Defendant United States argues that the furnishing of specific navigational aides by the FAA is a discretionary function. This Court agrees. Accord Champlain Enterprises, 946 F. Supp. 196, 1996 WL 650700, at *2. Federal statutes empower the Administrator of the FAA to "acquire, establish, improve, operate, and maintain air navigation facilities." 49 U.S.C. § 44502(a)(1)(A). Moreover, the decision to establish and maintain navigation facilities must necessarily balance the competing social and economic policies of air safety and cost effectiveness. See 49 U.S.C. § 44505(a)(1)(A) (stating that the FAA shall also "evaluate systems, procedures, facilities, and devices . . . to meet the needs of safe and efficient navigation.").
In West v. F.A.A., 830 F.2d 1044 (9th Cir. 1987), cert. denied, 485 U.S. 1007, 99 L. Ed. 2d 699, 108 S. Ct. 1470 (1988), the Ninth Circuit addressed facts similar to those presented here. West involved the design of an instrument departure procedure for a small airport in the mountains of California. Plaintiffs in West argued that the FAA was negligent in that insufficient ground lighting resulted in a visual phenomenon whereby pilots flying on a very black night could be misled into believing they were closer to the airport then they actually were. 830 F.2d at 1044. In concluding that plaintiffs' suit was within the discretionary function exemption, the Ninth Circuit noted that the "determination of safety requirements involves a balancing of social, economic or political policies. In any safety decision, there are limits to the resources available to test and inspect the procedure and those who will be using it." West, 830 F.2d at 1047 (citing Varig, 467 U.S. at 820).

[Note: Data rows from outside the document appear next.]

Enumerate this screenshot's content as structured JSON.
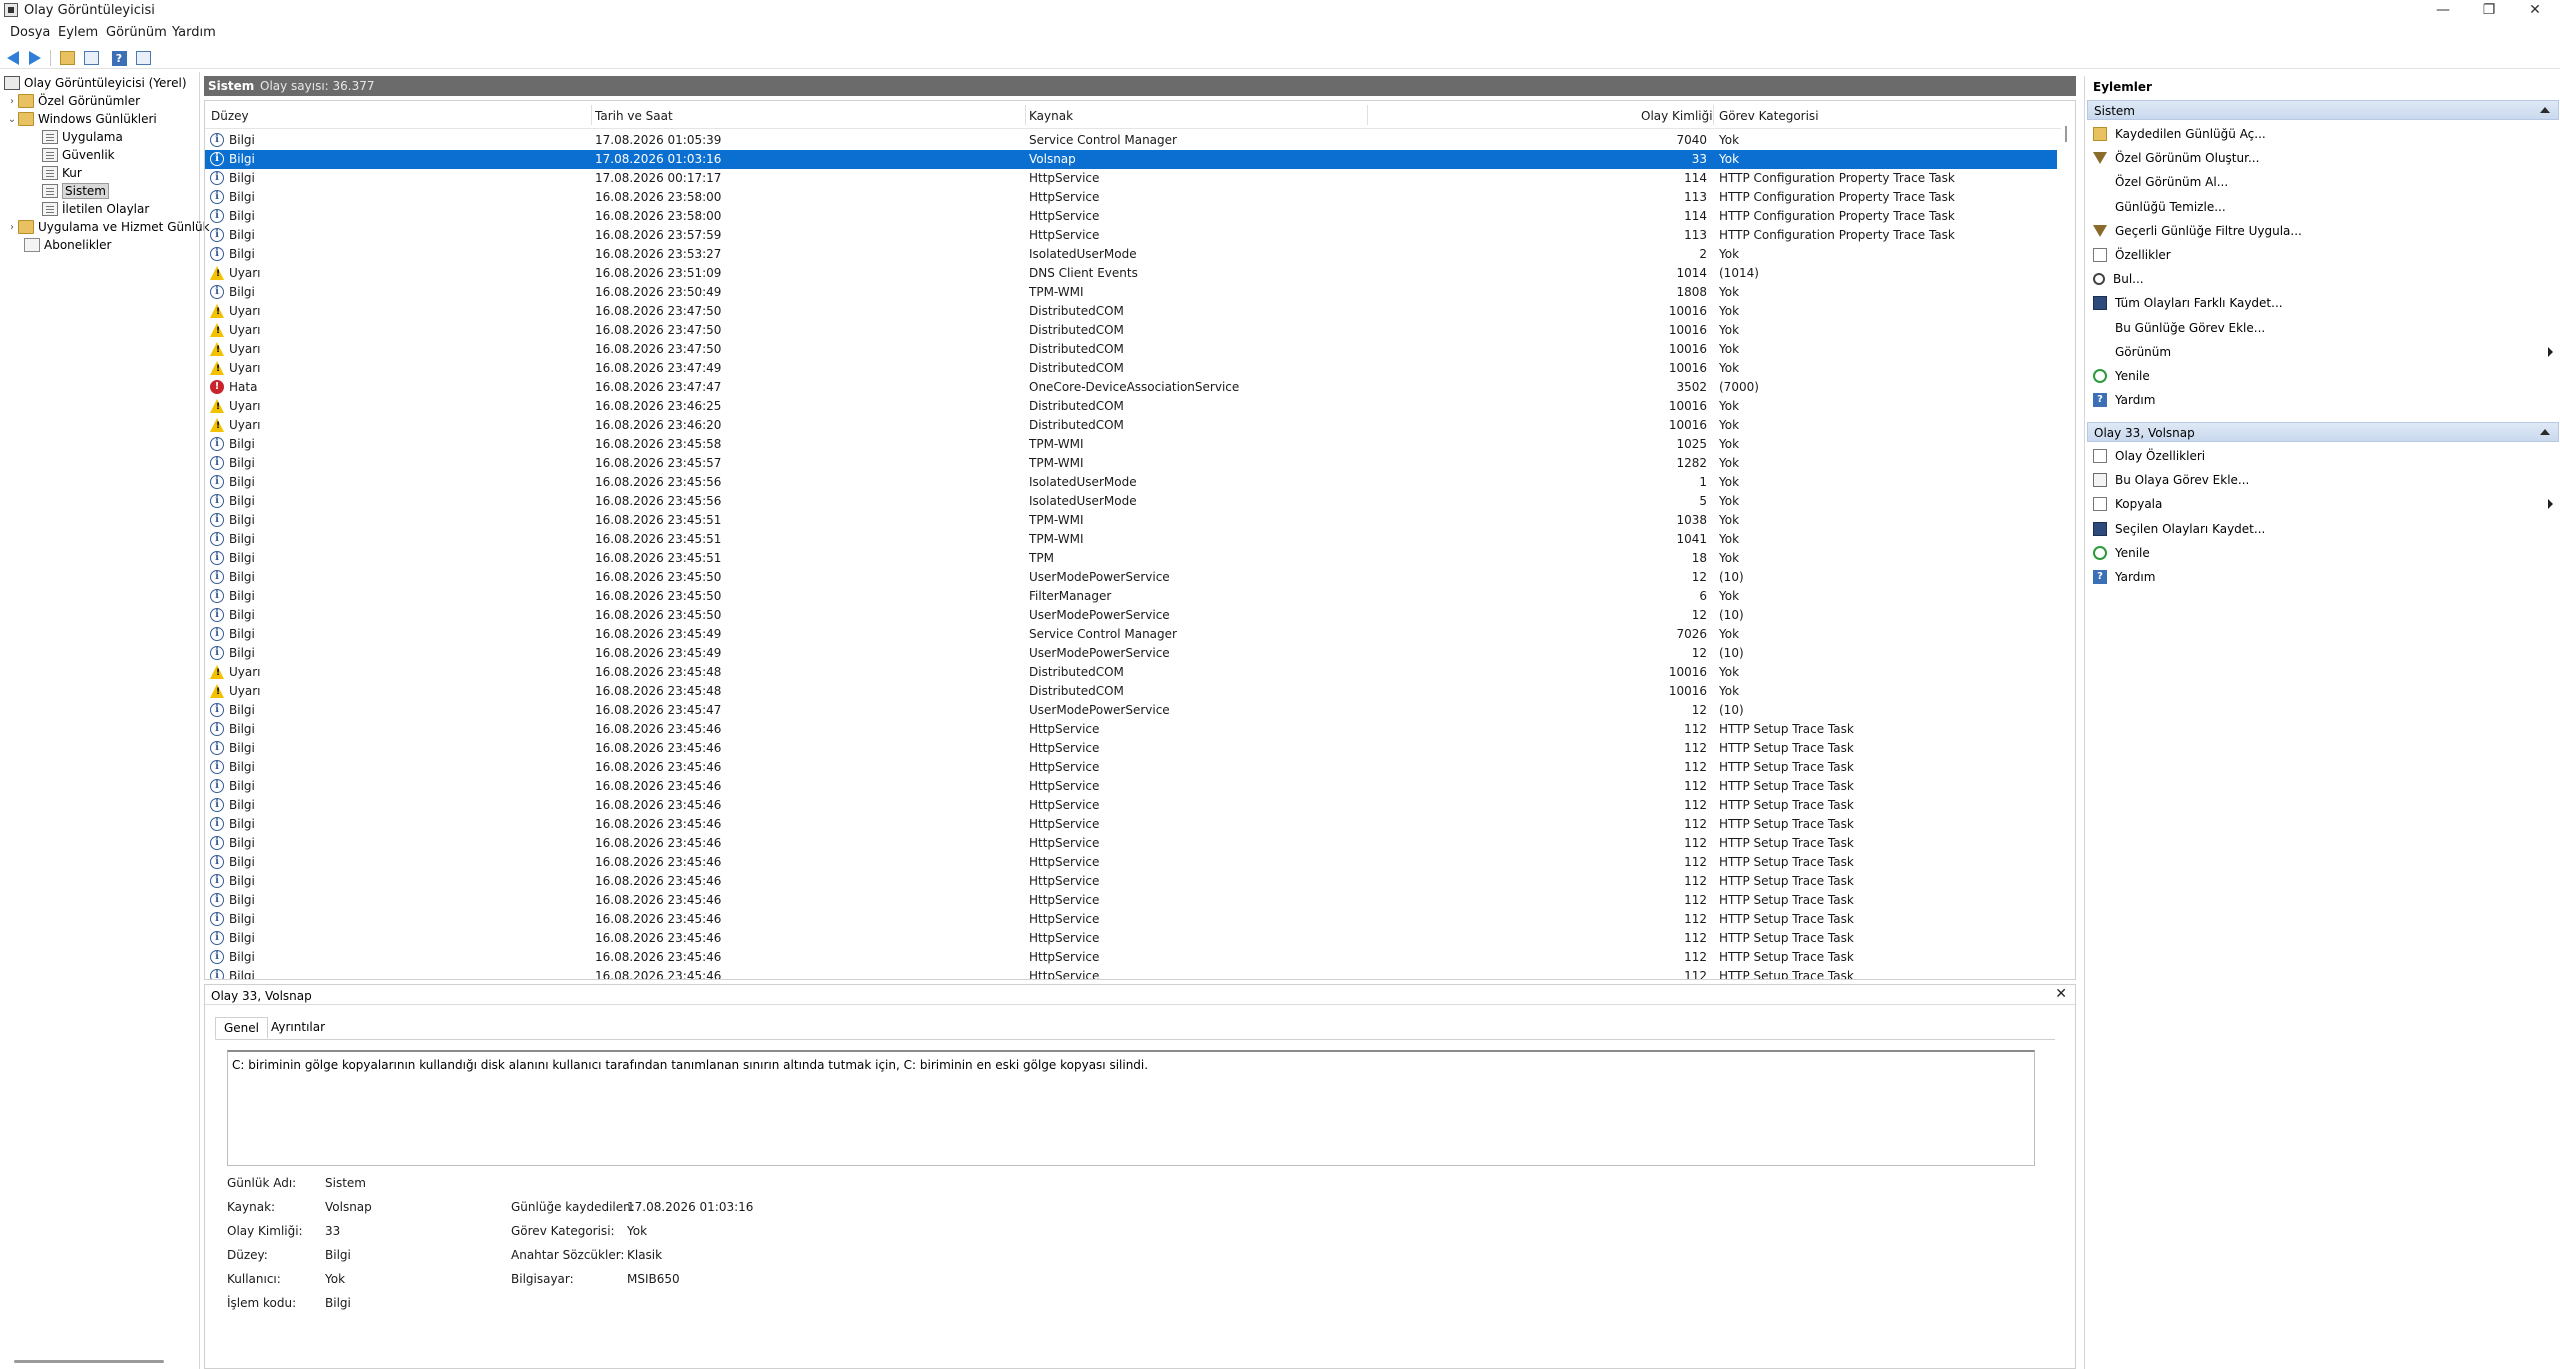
{
  "window": {
    "title": "Olay Görüntüleyicisi",
    "controls": [
      "—",
      "❐",
      "✕"
    ]
  },
  "menu": [
    "Dosya",
    "Eylem",
    "Görünüm",
    "Yardım"
  ],
  "tree": {
    "root": "Olay Görüntüleyicisi (Yerel)",
    "custom_views": "Özel Görünümler",
    "windows_logs": "Windows Günlükleri",
    "logs": [
      "Uygulama",
      "Güvenlik",
      "Kur",
      "Sistem",
      "İletilen Olaylar"
    ],
    "apps_services": "Uygulama ve Hizmet Günlük",
    "subscriptions": "Abonelikler"
  },
  "center": {
    "title": "Sistem",
    "count_text": "Olay sayısı: 36.377"
  },
  "columns": {
    "level": "Düzey",
    "date": "Tarih ve Saat",
    "source": "Kaynak",
    "event_id": "Olay Kimliği",
    "category": "Görev Kategorisi"
  },
  "events": [
    {
      "level": "info",
      "level_text": "Bilgi",
      "date": "17.08.2026 01:05:39",
      "source": "Service Control Manager",
      "id": "7040",
      "cat": "Yok"
    },
    {
      "level": "info",
      "level_text": "Bilgi",
      "date": "17.08.2026 01:03:16",
      "source": "Volsnap",
      "id": "33",
      "cat": "Yok",
      "selected": true
    },
    {
      "level": "info",
      "level_text": "Bilgi",
      "date": "17.08.2026 00:17:17",
      "source": "HttpService",
      "id": "114",
      "cat": "HTTP Configuration Property Trace Task"
    },
    {
      "level": "info",
      "level_text": "Bilgi",
      "date": "16.08.2026 23:58:00",
      "source": "HttpService",
      "id": "113",
      "cat": "HTTP Configuration Property Trace Task"
    },
    {
      "level": "info",
      "level_text": "Bilgi",
      "date": "16.08.2026 23:58:00",
      "source": "HttpService",
      "id": "114",
      "cat": "HTTP Configuration Property Trace Task"
    },
    {
      "level": "info",
      "level_text": "Bilgi",
      "date": "16.08.2026 23:57:59",
      "source": "HttpService",
      "id": "113",
      "cat": "HTTP Configuration Property Trace Task"
    },
    {
      "level": "info",
      "level_text": "Bilgi",
      "date": "16.08.2026 23:53:27",
      "source": "IsolatedUserMode",
      "id": "2",
      "cat": "Yok"
    },
    {
      "level": "warn",
      "level_text": "Uyarı",
      "date": "16.08.2026 23:51:09",
      "source": "DNS Client Events",
      "id": "1014",
      "cat": "(1014)"
    },
    {
      "level": "info",
      "level_text": "Bilgi",
      "date": "16.08.2026 23:50:49",
      "source": "TPM-WMI",
      "id": "1808",
      "cat": "Yok"
    },
    {
      "level": "warn",
      "level_text": "Uyarı",
      "date": "16.08.2026 23:47:50",
      "source": "DistributedCOM",
      "id": "10016",
      "cat": "Yok"
    },
    {
      "level": "warn",
      "level_text": "Uyarı",
      "date": "16.08.2026 23:47:50",
      "source": "DistributedCOM",
      "id": "10016",
      "cat": "Yok"
    },
    {
      "level": "warn",
      "level_text": "Uyarı",
      "date": "16.08.2026 23:47:50",
      "source": "DistributedCOM",
      "id": "10016",
      "cat": "Yok"
    },
    {
      "level": "warn",
      "level_text": "Uyarı",
      "date": "16.08.2026 23:47:49",
      "source": "DistributedCOM",
      "id": "10016",
      "cat": "Yok"
    },
    {
      "level": "error",
      "level_text": "Hata",
      "date": "16.08.2026 23:47:47",
      "source": "OneCore-DeviceAssociationService",
      "id": "3502",
      "cat": "(7000)"
    },
    {
      "level": "warn",
      "level_text": "Uyarı",
      "date": "16.08.2026 23:46:25",
      "source": "DistributedCOM",
      "id": "10016",
      "cat": "Yok"
    },
    {
      "level": "warn",
      "level_text": "Uyarı",
      "date": "16.08.2026 23:46:20",
      "source": "DistributedCOM",
      "id": "10016",
      "cat": "Yok"
    },
    {
      "level": "info",
      "level_text": "Bilgi",
      "date": "16.08.2026 23:45:58",
      "source": "TPM-WMI",
      "id": "1025",
      "cat": "Yok"
    },
    {
      "level": "info",
      "level_text": "Bilgi",
      "date": "16.08.2026 23:45:57",
      "source": "TPM-WMI",
      "id": "1282",
      "cat": "Yok"
    },
    {
      "level": "info",
      "level_text": "Bilgi",
      "date": "16.08.2026 23:45:56",
      "source": "IsolatedUserMode",
      "id": "1",
      "cat": "Yok"
    },
    {
      "level": "info",
      "level_text": "Bilgi",
      "date": "16.08.2026 23:45:56",
      "source": "IsolatedUserMode",
      "id": "5",
      "cat": "Yok"
    },
    {
      "level": "info",
      "level_text": "Bilgi",
      "date": "16.08.2026 23:45:51",
      "source": "TPM-WMI",
      "id": "1038",
      "cat": "Yok"
    },
    {
      "level": "info",
      "level_text": "Bilgi",
      "date": "16.08.2026 23:45:51",
      "source": "TPM-WMI",
      "id": "1041",
      "cat": "Yok"
    },
    {
      "level": "info",
      "level_text": "Bilgi",
      "date": "16.08.2026 23:45:51",
      "source": "TPM",
      "id": "18",
      "cat": "Yok"
    },
    {
      "level": "info",
      "level_text": "Bilgi",
      "date": "16.08.2026 23:45:50",
      "source": "UserModePowerService",
      "id": "12",
      "cat": "(10)"
    },
    {
      "level": "info",
      "level_text": "Bilgi",
      "date": "16.08.2026 23:45:50",
      "source": "FilterManager",
      "id": "6",
      "cat": "Yok"
    },
    {
      "level": "info",
      "level_text": "Bilgi",
      "date": "16.08.2026 23:45:50",
      "source": "UserModePowerService",
      "id": "12",
      "cat": "(10)"
    },
    {
      "level": "info",
      "level_text": "Bilgi",
      "date": "16.08.2026 23:45:49",
      "source": "Service Control Manager",
      "id": "7026",
      "cat": "Yok"
    },
    {
      "level": "info",
      "level_text": "Bilgi",
      "date": "16.08.2026 23:45:49",
      "source": "UserModePowerService",
      "id": "12",
      "cat": "(10)"
    },
    {
      "level": "warn",
      "level_text": "Uyarı",
      "date": "16.08.2026 23:45:48",
      "source": "DistributedCOM",
      "id": "10016",
      "cat": "Yok"
    },
    {
      "level": "warn",
      "level_text": "Uyarı",
      "date": "16.08.2026 23:45:48",
      "source": "DistributedCOM",
      "id": "10016",
      "cat": "Yok"
    },
    {
      "level": "info",
      "level_text": "Bilgi",
      "date": "16.08.2026 23:45:47",
      "source": "UserModePowerService",
      "id": "12",
      "cat": "(10)"
    },
    {
      "level": "info",
      "level_text": "Bilgi",
      "date": "16.08.2026 23:45:46",
      "source": "HttpService",
      "id": "112",
      "cat": "HTTP Setup Trace Task"
    },
    {
      "level": "info",
      "level_text": "Bilgi",
      "date": "16.08.2026 23:45:46",
      "source": "HttpService",
      "id": "112",
      "cat": "HTTP Setup Trace Task"
    },
    {
      "level": "info",
      "level_text": "Bilgi",
      "date": "16.08.2026 23:45:46",
      "source": "HttpService",
      "id": "112",
      "cat": "HTTP Setup Trace Task"
    },
    {
      "level": "info",
      "level_text": "Bilgi",
      "date": "16.08.2026 23:45:46",
      "source": "HttpService",
      "id": "112",
      "cat": "HTTP Setup Trace Task"
    },
    {
      "level": "info",
      "level_text": "Bilgi",
      "date": "16.08.2026 23:45:46",
      "source": "HttpService",
      "id": "112",
      "cat": "HTTP Setup Trace Task"
    },
    {
      "level": "info",
      "level_text": "Bilgi",
      "date": "16.08.2026 23:45:46",
      "source": "HttpService",
      "id": "112",
      "cat": "HTTP Setup Trace Task"
    },
    {
      "level": "info",
      "level_text": "Bilgi",
      "date": "16.08.2026 23:45:46",
      "source": "HttpService",
      "id": "112",
      "cat": "HTTP Setup Trace Task"
    },
    {
      "level": "info",
      "level_text": "Bilgi",
      "date": "16.08.2026 23:45:46",
      "source": "HttpService",
      "id": "112",
      "cat": "HTTP Setup Trace Task"
    },
    {
      "level": "info",
      "level_text": "Bilgi",
      "date": "16.08.2026 23:45:46",
      "source": "HttpService",
      "id": "112",
      "cat": "HTTP Setup Trace Task"
    },
    {
      "level": "info",
      "level_text": "Bilgi",
      "date": "16.08.2026 23:45:46",
      "source": "HttpService",
      "id": "112",
      "cat": "HTTP Setup Trace Task"
    },
    {
      "level": "info",
      "level_text": "Bilgi",
      "date": "16.08.2026 23:45:46",
      "source": "HttpService",
      "id": "112",
      "cat": "HTTP Setup Trace Task"
    },
    {
      "level": "info",
      "level_text": "Bilgi",
      "date": "16.08.2026 23:45:46",
      "source": "HttpService",
      "id": "112",
      "cat": "HTTP Setup Trace Task"
    },
    {
      "level": "info",
      "level_text": "Bilgi",
      "date": "16.08.2026 23:45:46",
      "source": "HttpService",
      "id": "112",
      "cat": "HTTP Setup Trace Task"
    },
    {
      "level": "info",
      "level_text": "Bilgi",
      "date": "16.08.2026 23:45:46",
      "source": "HttpService",
      "id": "112",
      "cat": "HTTP Setup Trace Task"
    }
  ],
  "detail": {
    "title": "Olay 33, Volsnap",
    "close": "✕",
    "tabs": [
      "Genel",
      "Ayrıntılar"
    ],
    "message": "C: biriminin gölge kopyalarının kullandığı disk alanını kullanıcı tarafından tanımlanan sınırın altında tutmak için, C: biriminin en eski gölge kopyası silindi.",
    "fields_left": [
      {
        "label": "Günlük Adı:",
        "value": "Sistem"
      },
      {
        "label": "Kaynak:",
        "value": "Volsnap"
      },
      {
        "label": "Olay Kimliği:",
        "value": "33"
      },
      {
        "label": "Düzey:",
        "value": "Bilgi"
      },
      {
        "label": "Kullanıcı:",
        "value": "Yok"
      },
      {
        "label": "İşlem kodu:",
        "value": "Bilgi"
      }
    ],
    "fields_right": [
      {
        "label": "Günlüğe kaydedilen:",
        "value": "17.08.2026 01:03:16"
      },
      {
        "label": "Görev Kategorisi:",
        "value": "Yok"
      },
      {
        "label": "Anahtar Sözcükler:",
        "value": "Klasik"
      },
      {
        "label": "Bilgisayar:",
        "value": "MSIB650"
      }
    ]
  },
  "actions": {
    "title": "Eylemler",
    "section1": "Sistem",
    "items1": [
      {
        "label": "Kaydedilen Günlüğü Aç...",
        "icon": "open-folder-icon"
      },
      {
        "label": "Özel Görünüm Oluştur...",
        "icon": "filter-icon"
      },
      {
        "label": "Özel Görünüm Al...",
        "icon": "none"
      },
      {
        "label": "Günlüğü Temizle...",
        "icon": "none"
      },
      {
        "label": "Geçerli Günlüğe Filtre Uygula...",
        "icon": "filter-icon"
      },
      {
        "label": "Özellikler",
        "icon": "page-icon"
      },
      {
        "label": "Bul...",
        "icon": "find-icon"
      },
      {
        "label": "Tüm Olayları Farklı Kaydet...",
        "icon": "save-icon"
      },
      {
        "label": "Bu Günlüğe Görev Ekle...",
        "icon": "none"
      },
      {
        "label": "Görünüm",
        "icon": "none",
        "submenu": true
      },
      {
        "label": "Yenile",
        "icon": "refresh-icon"
      },
      {
        "label": "Yardım",
        "icon": "help-icon"
      }
    ],
    "section2": "Olay 33, Volsnap",
    "items2": [
      {
        "label": "Olay Özellikleri",
        "icon": "page-icon"
      },
      {
        "label": "Bu Olaya Görev Ekle...",
        "icon": "task-icon"
      },
      {
        "label": "Kopyala",
        "icon": "page-icon",
        "submenu": true
      },
      {
        "label": "Seçilen Olayları Kaydet...",
        "icon": "save-icon"
      },
      {
        "label": "Yenile",
        "icon": "refresh-icon"
      },
      {
        "label": "Yardım",
        "icon": "help-icon"
      }
    ]
  },
  "colors": {
    "selection": "#0b6fd1",
    "header_bar": "#6b6b6b",
    "section_bar": "#dfe9f6",
    "warning": "#f2c200",
    "error": "#c9232b"
  }
}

Plaintiffs also argue that the FAA was negligent in the promulgation of ILS approach procedures. However, the balancing of social, economic, and political policies is no less apparent in the context of ILS approach procedures. The FAA must design instrument approaches in the context of expected pilot conduct and foreseeable environmental conditions. The exact specifications of the navigation system and approach procedures at Adirondack Airport were within the FAA's prerogative. As defendant United States notes: "To insure maximum safety, the FAA would never promulgate instrument approach procedures for aircraft to descend through clouds towards airports in mountainous terrain, but would restrict such flights to sunny, clear days." (U.S.'s Mem. of Law in Support of Motion for Summary Judgment at 9.)
Similarly, Plaintiffs' allegations that the FAA was negligent in its monitoring, policing, and enforcement obligations regarding management and training of CommutAir's pilots are also within the discretionary function exemption. Plaintiffs assert that the FAA was negligent in that: pilot Kevin St. Germain should not have been certified as a "check airman"; that deficient safety practices were "pervasive" at CommutAir; and that the FAA was "ignoring ...